▸ **PROBLEM TO WORK ON**: Copy out every line in the entries below that includes "Radio".

▸ **DATA SHOWN**:
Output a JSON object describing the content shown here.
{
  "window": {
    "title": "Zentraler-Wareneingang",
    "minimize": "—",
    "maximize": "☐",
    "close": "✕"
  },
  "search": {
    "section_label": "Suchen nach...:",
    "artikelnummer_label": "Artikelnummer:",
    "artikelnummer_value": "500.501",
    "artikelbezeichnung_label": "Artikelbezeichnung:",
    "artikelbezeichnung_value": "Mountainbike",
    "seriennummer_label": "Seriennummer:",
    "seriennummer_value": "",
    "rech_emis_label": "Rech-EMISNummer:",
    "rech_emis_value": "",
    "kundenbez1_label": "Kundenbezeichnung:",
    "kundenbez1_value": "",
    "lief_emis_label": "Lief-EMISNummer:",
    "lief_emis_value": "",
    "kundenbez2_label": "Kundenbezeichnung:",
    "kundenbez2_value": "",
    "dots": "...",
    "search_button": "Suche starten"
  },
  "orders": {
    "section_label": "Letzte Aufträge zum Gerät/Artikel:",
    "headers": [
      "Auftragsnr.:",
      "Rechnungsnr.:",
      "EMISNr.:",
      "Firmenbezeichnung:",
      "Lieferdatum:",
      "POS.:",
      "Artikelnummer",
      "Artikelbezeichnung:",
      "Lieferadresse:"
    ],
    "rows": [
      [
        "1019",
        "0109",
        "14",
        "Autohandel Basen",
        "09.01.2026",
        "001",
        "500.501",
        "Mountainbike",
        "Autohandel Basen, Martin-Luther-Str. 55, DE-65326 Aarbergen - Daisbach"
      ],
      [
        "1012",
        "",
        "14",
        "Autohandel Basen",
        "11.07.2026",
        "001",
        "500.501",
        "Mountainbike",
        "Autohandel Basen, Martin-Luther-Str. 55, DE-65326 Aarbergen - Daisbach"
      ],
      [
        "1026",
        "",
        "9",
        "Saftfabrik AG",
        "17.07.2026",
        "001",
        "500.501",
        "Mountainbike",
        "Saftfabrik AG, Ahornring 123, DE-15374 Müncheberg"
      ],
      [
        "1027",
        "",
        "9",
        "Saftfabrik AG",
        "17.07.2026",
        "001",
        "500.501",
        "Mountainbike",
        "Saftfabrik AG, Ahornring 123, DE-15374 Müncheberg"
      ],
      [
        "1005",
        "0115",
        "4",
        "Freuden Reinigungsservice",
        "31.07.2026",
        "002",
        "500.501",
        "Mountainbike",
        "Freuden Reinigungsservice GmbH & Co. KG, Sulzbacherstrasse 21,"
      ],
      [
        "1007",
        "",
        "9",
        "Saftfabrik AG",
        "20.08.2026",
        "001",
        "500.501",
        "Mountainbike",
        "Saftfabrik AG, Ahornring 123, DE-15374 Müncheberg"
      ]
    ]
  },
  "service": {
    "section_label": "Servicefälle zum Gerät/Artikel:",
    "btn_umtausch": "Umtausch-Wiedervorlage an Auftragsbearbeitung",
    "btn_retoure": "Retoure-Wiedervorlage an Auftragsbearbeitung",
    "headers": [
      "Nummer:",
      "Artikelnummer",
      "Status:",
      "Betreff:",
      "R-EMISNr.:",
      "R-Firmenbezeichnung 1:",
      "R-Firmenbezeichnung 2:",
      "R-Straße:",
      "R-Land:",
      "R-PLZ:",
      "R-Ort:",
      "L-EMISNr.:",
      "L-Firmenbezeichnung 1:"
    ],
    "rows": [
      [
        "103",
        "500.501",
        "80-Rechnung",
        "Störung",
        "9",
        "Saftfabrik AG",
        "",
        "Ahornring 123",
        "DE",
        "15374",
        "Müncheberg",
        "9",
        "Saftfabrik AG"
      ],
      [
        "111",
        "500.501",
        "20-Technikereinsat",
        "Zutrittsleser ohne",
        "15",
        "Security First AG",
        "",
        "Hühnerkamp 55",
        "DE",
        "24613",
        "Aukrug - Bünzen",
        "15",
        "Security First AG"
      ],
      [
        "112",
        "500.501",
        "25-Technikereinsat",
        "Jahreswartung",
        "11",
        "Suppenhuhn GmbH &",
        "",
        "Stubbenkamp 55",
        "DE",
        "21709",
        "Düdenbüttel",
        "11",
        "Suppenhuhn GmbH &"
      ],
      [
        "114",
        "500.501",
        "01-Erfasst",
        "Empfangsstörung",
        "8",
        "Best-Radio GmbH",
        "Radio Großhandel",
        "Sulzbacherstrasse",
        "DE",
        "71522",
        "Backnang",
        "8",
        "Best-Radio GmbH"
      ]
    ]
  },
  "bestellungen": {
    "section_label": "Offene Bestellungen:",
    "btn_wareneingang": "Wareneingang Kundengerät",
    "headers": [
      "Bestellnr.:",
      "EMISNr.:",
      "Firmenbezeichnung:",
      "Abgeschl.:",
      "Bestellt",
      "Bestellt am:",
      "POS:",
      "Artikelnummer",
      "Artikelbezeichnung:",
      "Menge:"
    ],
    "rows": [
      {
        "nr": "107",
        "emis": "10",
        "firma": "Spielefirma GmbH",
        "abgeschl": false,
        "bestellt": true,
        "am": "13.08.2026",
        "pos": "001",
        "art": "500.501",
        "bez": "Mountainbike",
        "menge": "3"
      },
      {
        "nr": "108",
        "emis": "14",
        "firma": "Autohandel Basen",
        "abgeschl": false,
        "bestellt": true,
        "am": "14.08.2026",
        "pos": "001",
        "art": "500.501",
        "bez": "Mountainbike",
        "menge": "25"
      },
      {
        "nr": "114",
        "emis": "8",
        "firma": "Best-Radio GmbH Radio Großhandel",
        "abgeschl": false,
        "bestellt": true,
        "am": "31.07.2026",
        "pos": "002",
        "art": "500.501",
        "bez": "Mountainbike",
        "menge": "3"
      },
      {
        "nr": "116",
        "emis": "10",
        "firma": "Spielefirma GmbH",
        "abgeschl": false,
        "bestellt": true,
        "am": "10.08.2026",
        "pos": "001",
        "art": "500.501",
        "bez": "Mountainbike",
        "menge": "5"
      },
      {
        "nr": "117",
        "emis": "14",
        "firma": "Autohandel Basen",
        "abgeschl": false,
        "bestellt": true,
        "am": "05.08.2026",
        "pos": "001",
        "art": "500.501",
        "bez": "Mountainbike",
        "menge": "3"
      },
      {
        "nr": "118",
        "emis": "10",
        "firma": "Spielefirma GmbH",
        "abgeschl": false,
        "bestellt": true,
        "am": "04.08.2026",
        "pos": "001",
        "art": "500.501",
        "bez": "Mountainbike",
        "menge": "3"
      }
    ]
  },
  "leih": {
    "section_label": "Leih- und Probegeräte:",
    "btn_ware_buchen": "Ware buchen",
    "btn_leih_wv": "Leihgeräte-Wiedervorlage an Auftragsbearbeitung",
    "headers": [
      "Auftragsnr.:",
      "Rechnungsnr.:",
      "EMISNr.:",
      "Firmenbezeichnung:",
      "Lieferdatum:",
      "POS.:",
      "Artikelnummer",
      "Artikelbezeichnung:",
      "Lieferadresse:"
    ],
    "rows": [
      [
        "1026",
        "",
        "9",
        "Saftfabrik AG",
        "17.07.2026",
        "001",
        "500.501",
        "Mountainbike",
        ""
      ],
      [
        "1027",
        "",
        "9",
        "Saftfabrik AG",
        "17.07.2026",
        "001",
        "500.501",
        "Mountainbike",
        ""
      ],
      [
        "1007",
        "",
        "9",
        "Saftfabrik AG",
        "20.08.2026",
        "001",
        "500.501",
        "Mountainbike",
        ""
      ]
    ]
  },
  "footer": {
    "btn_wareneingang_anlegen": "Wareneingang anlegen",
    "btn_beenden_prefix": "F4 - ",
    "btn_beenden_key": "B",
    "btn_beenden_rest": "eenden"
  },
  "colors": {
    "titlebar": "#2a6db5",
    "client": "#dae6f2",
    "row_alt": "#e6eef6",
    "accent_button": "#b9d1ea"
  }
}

▸ **SOLUTION BELOW**:
        "Best-Radio GmbH",
        "Radio Großhandel",
        "Best-Radio GmbH"
        "firma": "Best-Radio GmbH Radio Großhandel",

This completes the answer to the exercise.